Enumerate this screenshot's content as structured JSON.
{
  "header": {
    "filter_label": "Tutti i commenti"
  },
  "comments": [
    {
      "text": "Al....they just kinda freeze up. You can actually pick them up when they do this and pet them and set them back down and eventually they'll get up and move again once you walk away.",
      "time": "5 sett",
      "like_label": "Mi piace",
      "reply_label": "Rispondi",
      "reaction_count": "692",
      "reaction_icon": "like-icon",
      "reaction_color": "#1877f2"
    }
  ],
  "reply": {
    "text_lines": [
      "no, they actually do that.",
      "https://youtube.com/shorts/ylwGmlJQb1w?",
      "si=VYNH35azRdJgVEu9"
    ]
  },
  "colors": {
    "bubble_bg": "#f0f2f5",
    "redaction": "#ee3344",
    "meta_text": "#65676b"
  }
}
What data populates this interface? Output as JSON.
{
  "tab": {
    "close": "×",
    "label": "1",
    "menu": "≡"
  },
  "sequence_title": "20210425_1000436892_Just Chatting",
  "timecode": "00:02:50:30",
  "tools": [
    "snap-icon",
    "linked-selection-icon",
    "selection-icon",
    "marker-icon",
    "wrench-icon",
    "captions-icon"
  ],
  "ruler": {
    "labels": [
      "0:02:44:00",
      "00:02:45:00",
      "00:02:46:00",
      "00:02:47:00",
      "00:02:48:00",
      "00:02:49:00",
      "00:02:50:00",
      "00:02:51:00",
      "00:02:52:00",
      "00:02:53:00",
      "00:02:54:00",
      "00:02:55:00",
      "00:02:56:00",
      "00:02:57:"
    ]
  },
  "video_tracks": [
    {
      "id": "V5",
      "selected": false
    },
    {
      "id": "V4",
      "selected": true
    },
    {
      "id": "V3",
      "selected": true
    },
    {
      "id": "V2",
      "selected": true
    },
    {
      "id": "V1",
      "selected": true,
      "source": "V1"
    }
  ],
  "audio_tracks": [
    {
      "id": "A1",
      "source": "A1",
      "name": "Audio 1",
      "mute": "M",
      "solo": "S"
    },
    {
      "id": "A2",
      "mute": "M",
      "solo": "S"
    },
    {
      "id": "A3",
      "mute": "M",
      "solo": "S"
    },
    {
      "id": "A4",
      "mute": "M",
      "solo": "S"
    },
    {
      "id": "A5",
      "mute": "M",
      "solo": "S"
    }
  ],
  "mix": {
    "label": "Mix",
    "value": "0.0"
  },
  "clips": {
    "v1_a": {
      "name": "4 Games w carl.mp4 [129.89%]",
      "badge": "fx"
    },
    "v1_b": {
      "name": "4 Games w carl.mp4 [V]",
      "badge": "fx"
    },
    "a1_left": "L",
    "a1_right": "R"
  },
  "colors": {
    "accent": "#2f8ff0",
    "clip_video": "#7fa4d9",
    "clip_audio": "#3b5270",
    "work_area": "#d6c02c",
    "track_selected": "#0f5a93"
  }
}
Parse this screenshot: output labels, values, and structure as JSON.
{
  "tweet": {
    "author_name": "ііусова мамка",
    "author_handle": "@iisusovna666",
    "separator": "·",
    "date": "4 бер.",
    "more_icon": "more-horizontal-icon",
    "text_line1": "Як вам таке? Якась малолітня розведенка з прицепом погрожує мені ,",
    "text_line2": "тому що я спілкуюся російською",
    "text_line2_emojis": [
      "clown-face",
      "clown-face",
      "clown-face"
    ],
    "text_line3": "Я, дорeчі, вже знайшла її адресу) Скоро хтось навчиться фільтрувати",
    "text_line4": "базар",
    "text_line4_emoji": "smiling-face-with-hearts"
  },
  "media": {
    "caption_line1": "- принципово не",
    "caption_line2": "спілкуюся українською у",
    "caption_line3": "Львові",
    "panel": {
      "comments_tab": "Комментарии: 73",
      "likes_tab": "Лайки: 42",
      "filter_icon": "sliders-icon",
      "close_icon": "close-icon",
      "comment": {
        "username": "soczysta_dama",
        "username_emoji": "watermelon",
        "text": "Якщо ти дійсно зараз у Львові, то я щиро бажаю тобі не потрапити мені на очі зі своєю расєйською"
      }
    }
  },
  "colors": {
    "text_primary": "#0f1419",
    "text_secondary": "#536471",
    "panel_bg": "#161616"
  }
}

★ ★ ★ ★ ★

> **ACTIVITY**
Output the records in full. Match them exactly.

> **RESPONSE FOR THIS EXERCISE**
Enumerate this screenshot's content as structured JSON.
{
  "header": {
    "filter_label": "Tutti i commenti"
  },
  "comments": [
    {
      "text": "Al....they just kinda freeze up. You can actually pick them up when they do this and pet them and set them back down and eventually they'll get up and move again once you walk away.",
      "time": "5 sett",
      "like_label": "Mi piace",
      "reply_label": "Rispondi",
      "reaction_count": "692",
      "reaction_icon": "like-icon",
      "reaction_color": "#1877f2"
    }
  ],
  "reply": {
    "text_lines": [
      "no, they actually do that.",
      "https://youtube.com/shorts/ylwGmlJQb1w?",
      "si=VYNH35azRdJgVEu9"
    ]
  },
  "colors": {
    "bubble_bg": "#f0f2f5",
    "redaction": "#ee3344",
    "meta_text": "#65676b"
  }
}
What data populates this interface? Output as JSON.
{
  "tab": {
    "close": "×",
    "label": "1",
    "menu": "≡"
  },
  "sequence_title": "20210425_1000436892_Just Chatting",
  "timecode": "00:02:50:30",
  "tools": [
    "snap-icon",
    "linked-selection-icon",
    "selection-icon",
    "marker-icon",
    "wrench-icon",
    "captions-icon"
  ],
  "ruler": {
    "labels": [
      "0:02:44:00",
      "00:02:45:00",
      "00:02:46:00",
      "00:02:47:00",
      "00:02:48:00",
      "00:02:49:00",
      "00:02:50:00",
      "00:02:51:00",
      "00:02:52:00",
      "00:02:53:00",
      "00:02:54:00",
      "00:02:55:00",
      "00:02:56:00",
      "00:02:57:"
    ]
  },
  "video_tracks": [
    {
      "id": "V5",
      "selected": false
    },
    {
      "id": "V4",
      "selected": true
    },
    {
      "id": "V3",
      "selected": true
    },
    {
      "id": "V2",
      "selected": true
    },
    {
      "id": "V1",
      "selected": true,
      "source": "V1"
    }
  ],
  "audio_tracks": [
    {
      "id": "A1",
      "source": "A1",
      "name": "Audio 1",
      "mute": "M",
      "solo": "S"
    },
    {
      "id": "A2",
      "mute": "M",
      "solo": "S"
    },
    {
      "id": "A3",
      "mute": "M",
      "solo": "S"
    },
    {
      "id": "A4",
      "mute": "M",
      "solo": "S"
    },
    {
      "id": "A5",
      "mute": "M",
      "solo": "S"
    }
  ],
  "mix": {
    "label": "Mix",
    "value": "0.0"
  },
  "clips": {
    "v1_a": {
      "name": "4 Games w carl.mp4 [129.89%]",
      "badge": "fx"
    },
    "v1_b": {
      "name": "4 Games w carl.mp4 [V]",
      "badge": "fx"
    },
    "a1_left": "L",
    "a1_right": "R"
  },
  "colors": {
    "accent": "#2f8ff0",
    "clip_video": "#7fa4d9",
    "clip_audio": "#3b5270",
    "work_area": "#d6c02c",
    "track_selected": "#0f5a93"
  }
}
Parse this screenshot: output labels, values, and structure as JSON.
{
  "tweet": {
    "author_name": "ііусова мамка",
    "author_handle": "@iisusovna666",
    "separator": "·",
    "date": "4 бер.",
    "more_icon": "more-horizontal-icon",
    "text_line1": "Як вам таке? Якась малолітня розведенка з прицепом погрожує мені ,",
    "text_line2": "тому що я спілкуюся російською",
    "text_line2_emojis": [
      "clown-face",
      "clown-face",
      "clown-face"
    ],
    "text_line3": "Я, дорeчі, вже знайшла її адресу) Скоро хтось навчиться фільтрувати",
    "text_line4": "базар",
    "text_line4_emoji": "smiling-face-with-hearts"
  },
  "media": {
    "caption_line1": "- принципово не",
    "caption_line2": "спілкуюся українською у",
    "caption_line3": "Львові",
    "panel": {
      "comments_tab": "Комментарии: 73",
      "likes_tab": "Лайки: 42",
      "filter_icon": "sliders-icon",
      "close_icon": "close-icon",
      "comment": {
        "username": "soczysta_dama",
        "username_emoji": "watermelon",
        "text": "Якщо ти дійсно зараз у Львові, то я щиро бажаю тобі не потрапити мені на очі зі своєю расєйською"
      }
    }
  },
  "colors": {
    "text_primary": "#0f1419",
    "text_secondary": "#536471",
    "panel_bg": "#161616"
  }
}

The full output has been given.